The PML(N) has taken the lead in demanding the resignation of the prime minister forthwith. They have declared that they do not recognize Gilani as prime minister and Nawaz Sharif has threatened to adopt all possible methods to remove the government. The adoption of such a hardline position right from the beginning is likely to create problems for the PML(N).
It is doubtful if the PML(N) alone can launch a sustained nationwide agitation to remove the federal government. Open and total confrontation cannot be the opening strategy, especially when the PML(N) does not have a good track record of partnership with other political parties.
The PTI of Imran Khan also demanded the resignation of the prime minister. However, unlike Nawaz Sharif, Imran Khan has adopted a cautious approach by maintaining that his party would wait for the completion of the appeal process on the part of the prime. If the prime minister continued to stay on afterwards the PTI can opt for street protest. He made his demand effectively without going straight–away for street confrontation. He has kept his options open.
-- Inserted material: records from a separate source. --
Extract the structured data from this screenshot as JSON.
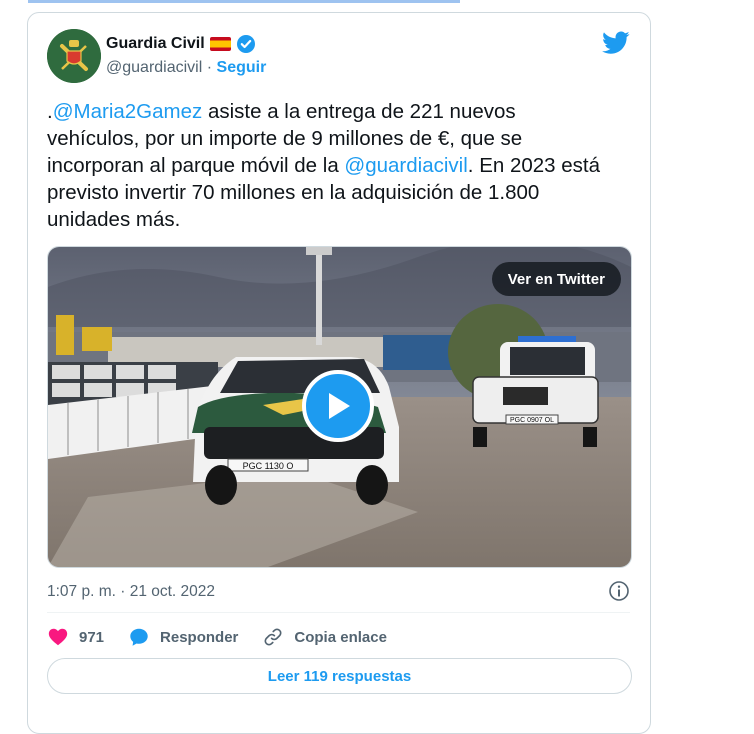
{
  "author": {
    "name": "Guardia Civil",
    "handle": "@guardiacivil",
    "separator": "·",
    "follow_label": "Seguir"
  },
  "tweet": {
    "prefix": ".",
    "mention1": "@Maria2Gamez",
    "text1": " asiste a la entrega de 221 nuevos vehículos, por un importe de 9 millones de €, que se incorporan al parque móvil de la ",
    "mention2": "@guardiacivil",
    "text2": ". En 2023 está previsto invertir 70 millones en la adquisición de 1.800 unidades más."
  },
  "media": {
    "view_on_twitter": "Ver en Twitter",
    "plate1": "PGC 1130 O",
    "plate2": "PGC 0907 OL"
  },
  "timestamp": "1:07 p. m. · 21 oct. 2022",
  "actions": {
    "like_count": "971",
    "reply_label": "Responder",
    "copy_link_label": "Copia enlace"
  },
  "read_replies_label": "Leer 119 respuestas",
  "colors": {
    "accent": "#1d9bf0",
    "like": "#f91880",
    "text": "#0f1419",
    "muted": "#536471"
  }
}
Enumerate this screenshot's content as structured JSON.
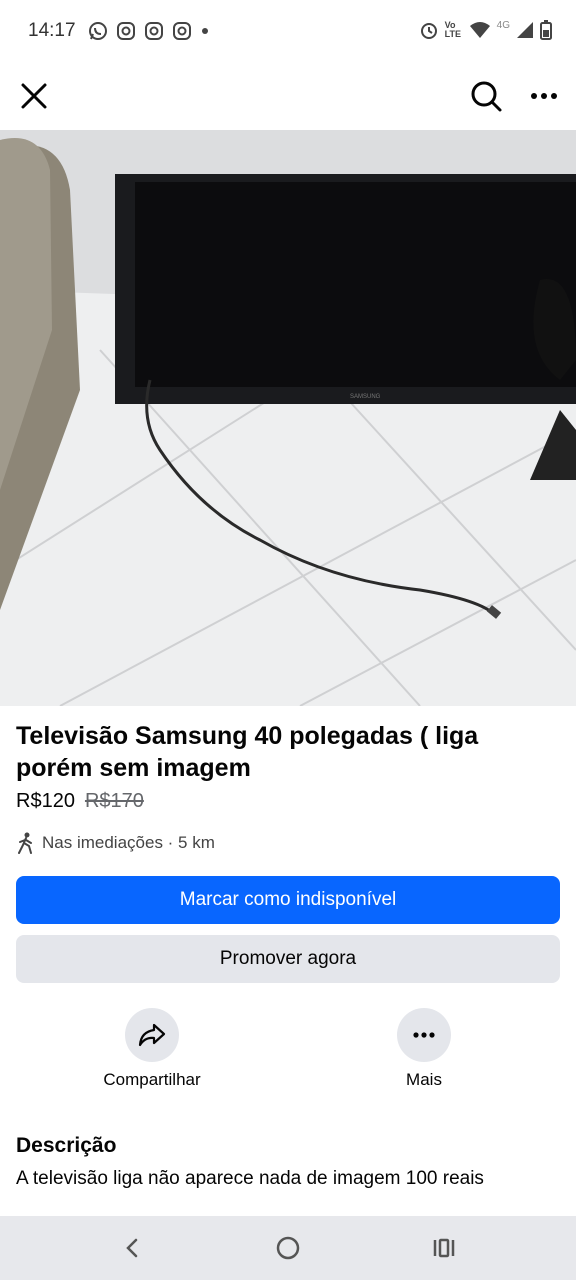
{
  "status_bar": {
    "time": "14:17",
    "network_label": "4G",
    "volte_label": "Vo LTE"
  },
  "app_bar": {
    "close_icon": "close-icon",
    "search_icon": "search-icon",
    "more_icon": "more-horizontal-icon"
  },
  "listing": {
    "title": "Televisão Samsung 40 polegadas ( liga porém sem imagem",
    "price": "R$120",
    "original_price": "R$170",
    "location": "Nas imediações · 5 km",
    "photo_brand_text": "SAMSUNG"
  },
  "buttons": {
    "mark_unavailable": "Marcar como indisponível",
    "promote": "Promover agora"
  },
  "actions": [
    {
      "label": "Compartilhar",
      "icon": "share-icon"
    },
    {
      "label": "Mais",
      "icon": "more-horizontal-icon"
    }
  ],
  "description": {
    "heading": "Descrição",
    "text": "A televisão liga não aparece nada de imagem 100 reais"
  },
  "colors": {
    "primary": "#0866ff",
    "secondary_bg": "#e4e6eb",
    "nav_bg": "#e7e8ec"
  }
}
The PML(N) can pursue street protest in the Punjab where it controls the provincial government. But this will not succeed unless other political parties join it.
Another factor that can influence the future direction of politics is the disposition of the army. Whether it maintains a non-partisan disposition or gives encouraging signals to the opposition by, once again, building pressure on the federal government?
Pakistan is entering another highly volatile and bitterly contested period of domestic politics. The budget session in the parliament is going to be very stormy. The federal government would like to give a people’s friendly budget because of the forthcoming elections. The opposition will contest this bitterly if the federal government lasted till then.
All this adds to uncertainty about the future direction of Pakistani politics and will continue to raise question about its capacity to address its internal and external problems. The on-going crisis in the Pakistan-US relations will fester as Pakistan’s federal government faces the new survival threat in the domestic context. This will make it difficult for Pakistan to attract external financial support that will in turn undermine the capacity of the federal government to address the on-going socio-economic crisis and internal stability issues.
The writer is an independent political and defence analyst.